= THE TASK =
Establish how many lines below contain the string "this". Respond with that number alone.

Web page and app entries:
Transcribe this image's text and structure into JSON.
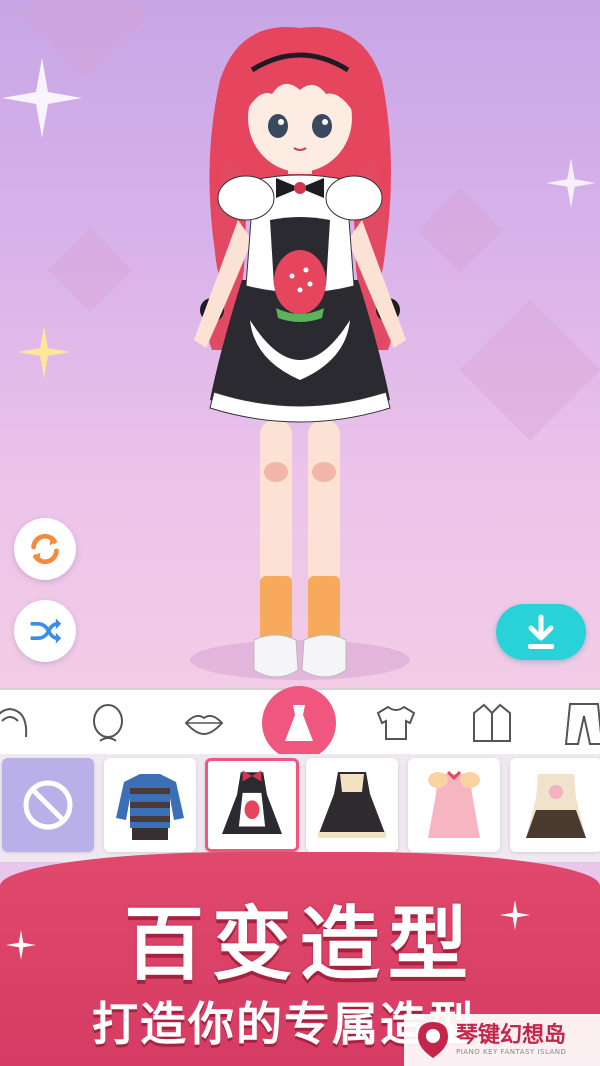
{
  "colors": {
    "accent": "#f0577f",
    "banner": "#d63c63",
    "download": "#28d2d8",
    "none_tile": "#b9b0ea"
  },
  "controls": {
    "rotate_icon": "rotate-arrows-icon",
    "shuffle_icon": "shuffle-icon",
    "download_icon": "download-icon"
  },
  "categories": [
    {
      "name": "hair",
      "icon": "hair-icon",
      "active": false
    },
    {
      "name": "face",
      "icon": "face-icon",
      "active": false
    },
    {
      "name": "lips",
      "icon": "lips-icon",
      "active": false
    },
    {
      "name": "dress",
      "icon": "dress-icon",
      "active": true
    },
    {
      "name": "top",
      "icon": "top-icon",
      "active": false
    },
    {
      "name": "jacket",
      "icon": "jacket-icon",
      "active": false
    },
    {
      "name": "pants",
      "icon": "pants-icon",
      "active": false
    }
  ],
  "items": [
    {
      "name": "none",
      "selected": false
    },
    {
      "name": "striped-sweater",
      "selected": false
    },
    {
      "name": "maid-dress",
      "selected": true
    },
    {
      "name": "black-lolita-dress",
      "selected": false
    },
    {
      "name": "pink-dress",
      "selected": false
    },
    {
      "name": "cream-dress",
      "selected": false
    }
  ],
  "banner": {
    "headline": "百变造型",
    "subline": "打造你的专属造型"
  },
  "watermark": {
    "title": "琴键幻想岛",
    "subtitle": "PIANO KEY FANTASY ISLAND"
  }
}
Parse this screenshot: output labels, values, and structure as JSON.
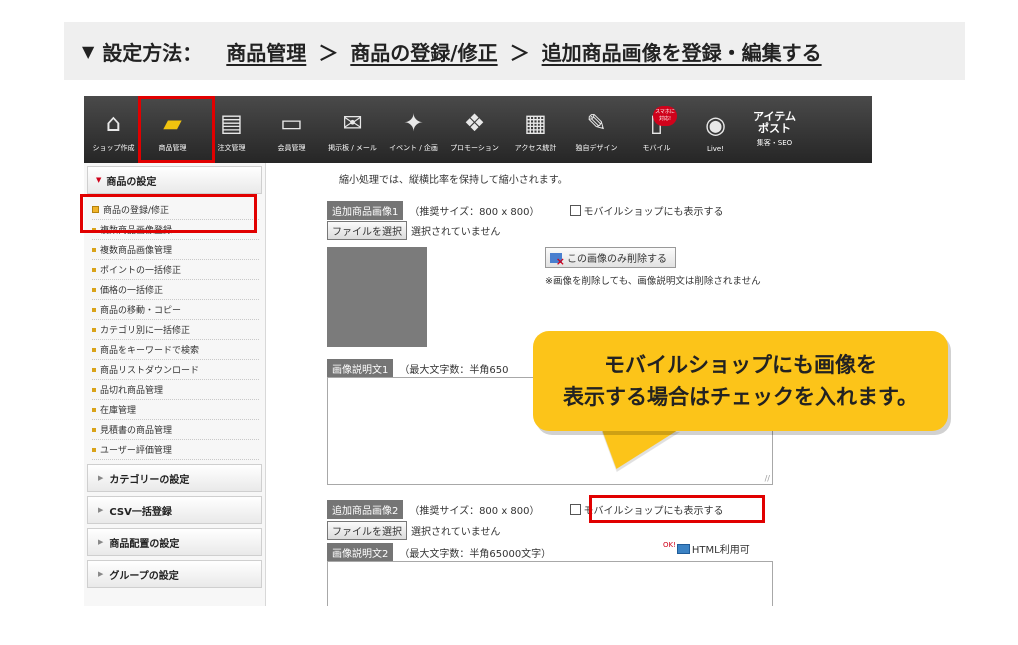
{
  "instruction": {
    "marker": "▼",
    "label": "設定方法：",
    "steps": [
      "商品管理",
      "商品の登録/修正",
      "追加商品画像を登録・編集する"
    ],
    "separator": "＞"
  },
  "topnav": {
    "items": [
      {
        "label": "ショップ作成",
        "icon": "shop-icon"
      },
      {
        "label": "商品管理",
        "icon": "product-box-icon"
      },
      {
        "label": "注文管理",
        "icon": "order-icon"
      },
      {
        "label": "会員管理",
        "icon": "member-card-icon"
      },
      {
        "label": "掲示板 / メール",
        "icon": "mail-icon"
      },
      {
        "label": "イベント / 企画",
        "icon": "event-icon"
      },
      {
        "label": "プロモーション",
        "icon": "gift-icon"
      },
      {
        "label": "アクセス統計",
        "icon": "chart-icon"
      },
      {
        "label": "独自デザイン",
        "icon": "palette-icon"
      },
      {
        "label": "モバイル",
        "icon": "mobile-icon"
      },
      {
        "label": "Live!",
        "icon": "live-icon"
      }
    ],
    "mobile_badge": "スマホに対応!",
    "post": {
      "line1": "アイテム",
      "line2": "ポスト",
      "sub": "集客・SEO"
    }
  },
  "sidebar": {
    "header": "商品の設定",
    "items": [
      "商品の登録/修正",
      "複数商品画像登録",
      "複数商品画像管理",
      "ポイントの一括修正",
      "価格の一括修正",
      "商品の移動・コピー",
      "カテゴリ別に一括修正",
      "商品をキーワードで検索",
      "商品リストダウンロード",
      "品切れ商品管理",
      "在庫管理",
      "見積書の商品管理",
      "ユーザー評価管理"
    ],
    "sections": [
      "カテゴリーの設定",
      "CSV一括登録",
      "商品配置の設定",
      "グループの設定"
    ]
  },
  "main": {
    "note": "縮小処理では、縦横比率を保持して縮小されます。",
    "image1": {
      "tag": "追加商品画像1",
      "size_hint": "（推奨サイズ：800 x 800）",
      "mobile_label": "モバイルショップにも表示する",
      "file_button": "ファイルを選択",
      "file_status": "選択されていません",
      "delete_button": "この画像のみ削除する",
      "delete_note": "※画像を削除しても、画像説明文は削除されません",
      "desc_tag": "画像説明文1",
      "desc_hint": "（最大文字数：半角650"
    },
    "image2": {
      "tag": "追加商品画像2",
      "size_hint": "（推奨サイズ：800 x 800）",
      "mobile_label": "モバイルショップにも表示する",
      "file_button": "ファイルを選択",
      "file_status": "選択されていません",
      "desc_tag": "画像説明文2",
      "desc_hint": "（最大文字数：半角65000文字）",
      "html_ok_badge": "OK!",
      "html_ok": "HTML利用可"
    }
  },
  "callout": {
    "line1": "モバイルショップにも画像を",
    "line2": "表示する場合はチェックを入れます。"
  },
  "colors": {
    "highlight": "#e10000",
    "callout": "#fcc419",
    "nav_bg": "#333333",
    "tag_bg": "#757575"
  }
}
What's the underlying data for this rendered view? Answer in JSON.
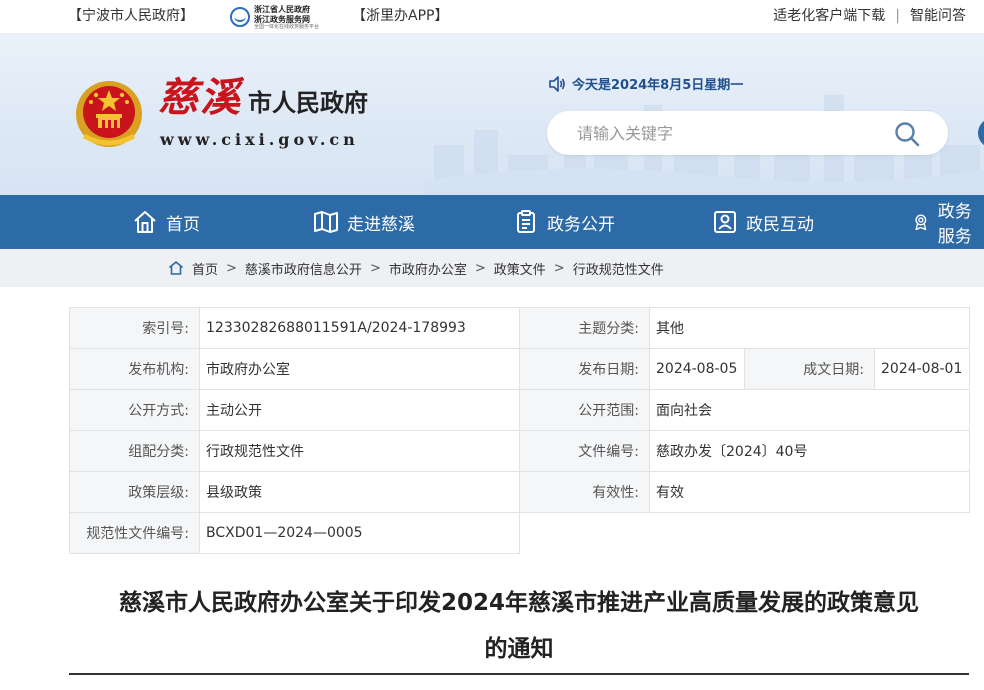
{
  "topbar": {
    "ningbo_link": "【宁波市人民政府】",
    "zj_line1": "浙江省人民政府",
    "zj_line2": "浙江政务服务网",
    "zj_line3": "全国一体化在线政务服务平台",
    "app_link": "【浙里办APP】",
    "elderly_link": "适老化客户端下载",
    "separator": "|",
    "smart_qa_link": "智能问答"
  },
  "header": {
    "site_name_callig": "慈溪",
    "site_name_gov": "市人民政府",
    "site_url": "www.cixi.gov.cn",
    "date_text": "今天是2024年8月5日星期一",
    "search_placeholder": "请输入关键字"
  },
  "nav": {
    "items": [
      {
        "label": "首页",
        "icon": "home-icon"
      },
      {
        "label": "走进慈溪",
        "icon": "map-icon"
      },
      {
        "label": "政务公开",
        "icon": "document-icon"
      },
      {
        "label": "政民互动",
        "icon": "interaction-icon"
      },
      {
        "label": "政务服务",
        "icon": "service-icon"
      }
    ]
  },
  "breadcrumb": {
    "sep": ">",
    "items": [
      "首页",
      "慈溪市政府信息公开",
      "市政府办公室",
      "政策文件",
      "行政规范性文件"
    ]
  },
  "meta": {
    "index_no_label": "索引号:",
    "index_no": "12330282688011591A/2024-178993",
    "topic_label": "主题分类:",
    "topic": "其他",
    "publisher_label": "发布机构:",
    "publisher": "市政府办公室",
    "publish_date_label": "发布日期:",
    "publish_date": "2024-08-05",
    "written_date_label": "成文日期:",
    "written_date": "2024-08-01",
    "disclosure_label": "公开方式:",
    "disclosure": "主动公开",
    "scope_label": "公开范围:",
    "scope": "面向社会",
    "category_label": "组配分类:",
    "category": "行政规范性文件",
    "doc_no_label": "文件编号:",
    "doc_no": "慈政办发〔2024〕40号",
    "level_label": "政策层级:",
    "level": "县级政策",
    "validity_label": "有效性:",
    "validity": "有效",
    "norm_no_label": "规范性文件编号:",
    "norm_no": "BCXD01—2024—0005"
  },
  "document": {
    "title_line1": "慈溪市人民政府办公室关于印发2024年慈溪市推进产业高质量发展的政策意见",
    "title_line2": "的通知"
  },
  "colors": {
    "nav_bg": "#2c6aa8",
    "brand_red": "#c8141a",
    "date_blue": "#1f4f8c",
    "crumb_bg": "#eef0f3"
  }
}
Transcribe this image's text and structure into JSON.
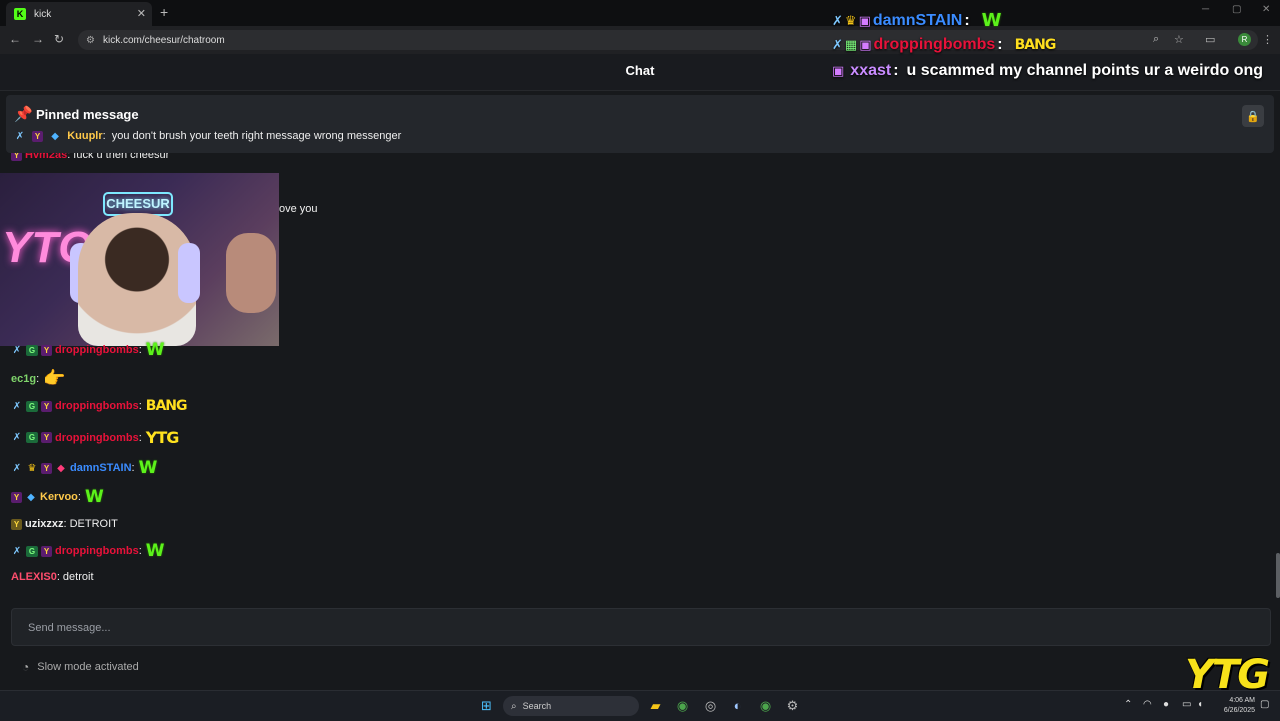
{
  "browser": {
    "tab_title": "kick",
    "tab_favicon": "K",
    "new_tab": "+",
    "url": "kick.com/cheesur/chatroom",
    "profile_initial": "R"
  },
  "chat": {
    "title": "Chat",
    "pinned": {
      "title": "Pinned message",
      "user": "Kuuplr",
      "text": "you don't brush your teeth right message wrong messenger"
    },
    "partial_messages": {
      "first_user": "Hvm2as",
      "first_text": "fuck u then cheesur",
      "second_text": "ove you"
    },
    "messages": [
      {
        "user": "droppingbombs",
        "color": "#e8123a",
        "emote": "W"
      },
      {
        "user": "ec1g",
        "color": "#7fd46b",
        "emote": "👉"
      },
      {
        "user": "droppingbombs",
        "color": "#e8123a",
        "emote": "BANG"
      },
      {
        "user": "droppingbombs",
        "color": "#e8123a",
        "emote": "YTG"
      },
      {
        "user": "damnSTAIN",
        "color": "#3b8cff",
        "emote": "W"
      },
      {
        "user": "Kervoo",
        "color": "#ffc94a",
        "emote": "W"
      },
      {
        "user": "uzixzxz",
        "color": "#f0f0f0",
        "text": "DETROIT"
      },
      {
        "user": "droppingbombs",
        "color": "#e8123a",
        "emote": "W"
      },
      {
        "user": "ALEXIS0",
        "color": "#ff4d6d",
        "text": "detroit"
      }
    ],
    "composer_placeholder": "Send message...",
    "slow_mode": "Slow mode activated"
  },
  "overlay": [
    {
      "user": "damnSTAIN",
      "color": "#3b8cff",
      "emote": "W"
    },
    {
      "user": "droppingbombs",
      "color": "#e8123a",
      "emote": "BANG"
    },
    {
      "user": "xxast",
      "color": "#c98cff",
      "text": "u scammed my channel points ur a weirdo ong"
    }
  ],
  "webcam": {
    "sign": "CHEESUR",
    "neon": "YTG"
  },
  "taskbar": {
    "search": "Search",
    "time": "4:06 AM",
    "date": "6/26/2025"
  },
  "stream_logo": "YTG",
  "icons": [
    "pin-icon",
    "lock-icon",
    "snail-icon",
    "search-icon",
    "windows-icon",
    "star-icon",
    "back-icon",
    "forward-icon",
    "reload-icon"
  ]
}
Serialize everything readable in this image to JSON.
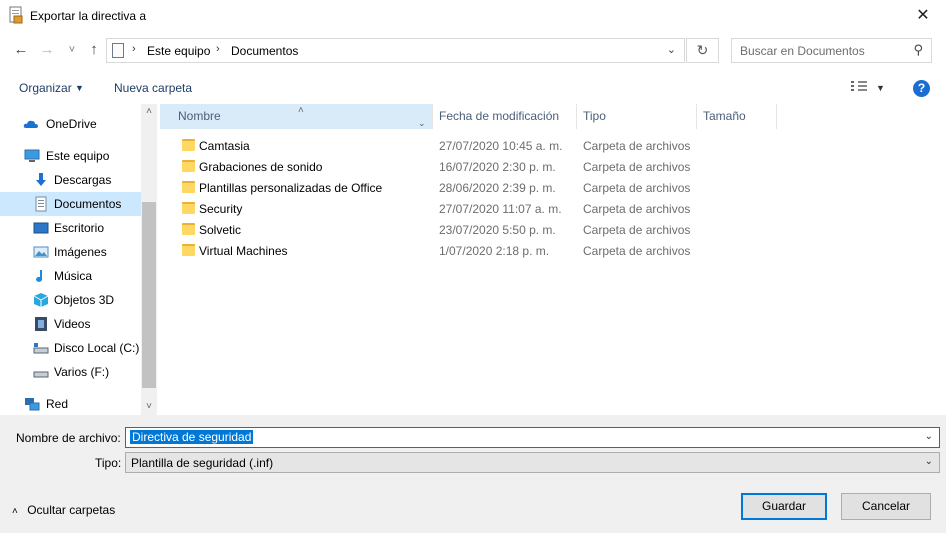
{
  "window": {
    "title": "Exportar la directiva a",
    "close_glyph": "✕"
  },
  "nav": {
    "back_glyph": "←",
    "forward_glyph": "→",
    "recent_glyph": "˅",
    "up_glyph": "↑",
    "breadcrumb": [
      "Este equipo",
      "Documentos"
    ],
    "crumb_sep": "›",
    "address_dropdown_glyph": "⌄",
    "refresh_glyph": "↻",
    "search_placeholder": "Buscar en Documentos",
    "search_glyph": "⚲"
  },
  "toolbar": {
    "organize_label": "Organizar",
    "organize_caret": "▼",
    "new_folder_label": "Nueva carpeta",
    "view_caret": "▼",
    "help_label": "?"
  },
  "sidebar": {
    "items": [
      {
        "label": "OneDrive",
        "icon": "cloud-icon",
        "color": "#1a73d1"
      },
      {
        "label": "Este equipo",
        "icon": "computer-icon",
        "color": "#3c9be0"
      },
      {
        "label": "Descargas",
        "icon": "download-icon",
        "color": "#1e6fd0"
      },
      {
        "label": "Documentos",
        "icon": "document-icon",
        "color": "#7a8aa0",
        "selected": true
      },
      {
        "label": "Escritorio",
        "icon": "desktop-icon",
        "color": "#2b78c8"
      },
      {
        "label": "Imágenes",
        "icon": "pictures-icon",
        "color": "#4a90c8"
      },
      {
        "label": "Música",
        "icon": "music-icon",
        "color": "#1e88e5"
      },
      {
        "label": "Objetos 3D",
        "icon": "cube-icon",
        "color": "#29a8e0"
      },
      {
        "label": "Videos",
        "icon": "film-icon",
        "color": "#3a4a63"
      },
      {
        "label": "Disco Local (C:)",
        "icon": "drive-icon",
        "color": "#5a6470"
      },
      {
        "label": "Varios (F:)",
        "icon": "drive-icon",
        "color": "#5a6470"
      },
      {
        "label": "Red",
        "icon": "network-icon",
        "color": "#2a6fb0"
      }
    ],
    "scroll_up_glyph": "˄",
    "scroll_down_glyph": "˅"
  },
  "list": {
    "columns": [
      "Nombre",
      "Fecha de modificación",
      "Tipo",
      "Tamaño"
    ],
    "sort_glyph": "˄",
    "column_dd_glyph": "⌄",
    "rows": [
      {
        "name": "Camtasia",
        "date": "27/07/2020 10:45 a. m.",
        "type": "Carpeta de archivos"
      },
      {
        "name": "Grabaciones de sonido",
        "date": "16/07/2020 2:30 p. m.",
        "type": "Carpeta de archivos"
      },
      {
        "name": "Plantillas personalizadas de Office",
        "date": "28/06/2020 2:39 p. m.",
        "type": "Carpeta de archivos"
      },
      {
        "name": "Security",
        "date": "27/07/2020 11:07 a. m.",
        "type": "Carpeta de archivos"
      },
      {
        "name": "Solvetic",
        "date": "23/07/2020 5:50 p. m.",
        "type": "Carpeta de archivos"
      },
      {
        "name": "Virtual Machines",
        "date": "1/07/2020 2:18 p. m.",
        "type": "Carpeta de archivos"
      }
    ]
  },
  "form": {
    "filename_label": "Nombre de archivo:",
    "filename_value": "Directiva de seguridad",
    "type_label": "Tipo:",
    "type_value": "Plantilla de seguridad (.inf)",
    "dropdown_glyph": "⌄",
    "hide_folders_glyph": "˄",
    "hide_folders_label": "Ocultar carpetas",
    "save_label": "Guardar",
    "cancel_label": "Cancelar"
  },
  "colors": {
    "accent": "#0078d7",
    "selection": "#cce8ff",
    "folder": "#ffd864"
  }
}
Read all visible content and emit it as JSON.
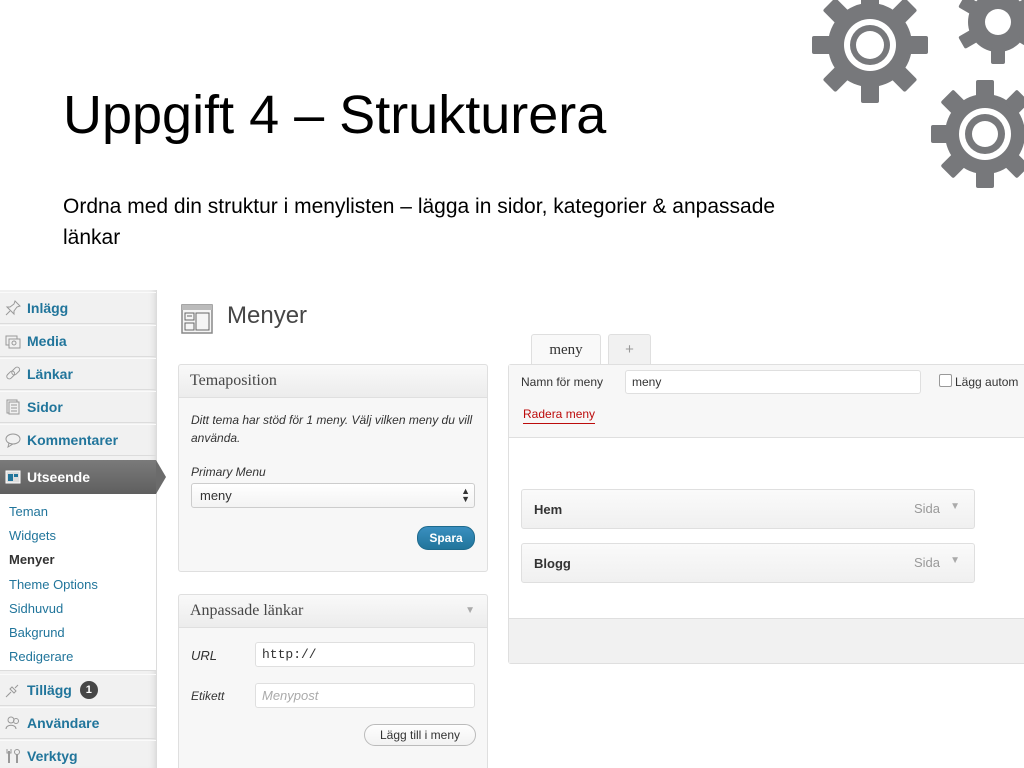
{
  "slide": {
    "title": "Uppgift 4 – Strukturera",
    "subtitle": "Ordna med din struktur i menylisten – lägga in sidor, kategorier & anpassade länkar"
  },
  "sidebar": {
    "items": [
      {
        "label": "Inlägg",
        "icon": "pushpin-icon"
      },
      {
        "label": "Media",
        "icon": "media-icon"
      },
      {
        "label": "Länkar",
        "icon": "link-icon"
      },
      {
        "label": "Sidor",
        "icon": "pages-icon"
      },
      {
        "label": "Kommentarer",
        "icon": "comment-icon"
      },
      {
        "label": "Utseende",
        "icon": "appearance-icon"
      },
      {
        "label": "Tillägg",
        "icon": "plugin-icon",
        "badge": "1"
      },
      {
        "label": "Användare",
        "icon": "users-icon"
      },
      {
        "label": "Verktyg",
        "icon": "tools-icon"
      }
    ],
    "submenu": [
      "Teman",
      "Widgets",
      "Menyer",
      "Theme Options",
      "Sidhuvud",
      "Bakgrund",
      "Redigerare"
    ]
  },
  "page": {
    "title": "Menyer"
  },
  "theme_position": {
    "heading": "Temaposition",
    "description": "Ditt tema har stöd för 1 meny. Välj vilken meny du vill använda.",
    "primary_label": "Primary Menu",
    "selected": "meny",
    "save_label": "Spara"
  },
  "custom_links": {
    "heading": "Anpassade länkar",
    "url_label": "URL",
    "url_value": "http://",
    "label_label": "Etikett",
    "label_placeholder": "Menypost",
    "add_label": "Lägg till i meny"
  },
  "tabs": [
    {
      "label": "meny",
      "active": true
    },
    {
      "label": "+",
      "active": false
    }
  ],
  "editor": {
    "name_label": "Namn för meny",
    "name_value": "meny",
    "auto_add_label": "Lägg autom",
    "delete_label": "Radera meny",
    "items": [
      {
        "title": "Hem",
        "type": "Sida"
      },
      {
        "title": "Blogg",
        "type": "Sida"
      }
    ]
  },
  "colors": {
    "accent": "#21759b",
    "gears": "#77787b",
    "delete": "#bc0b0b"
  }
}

= ANSWER BOX =
5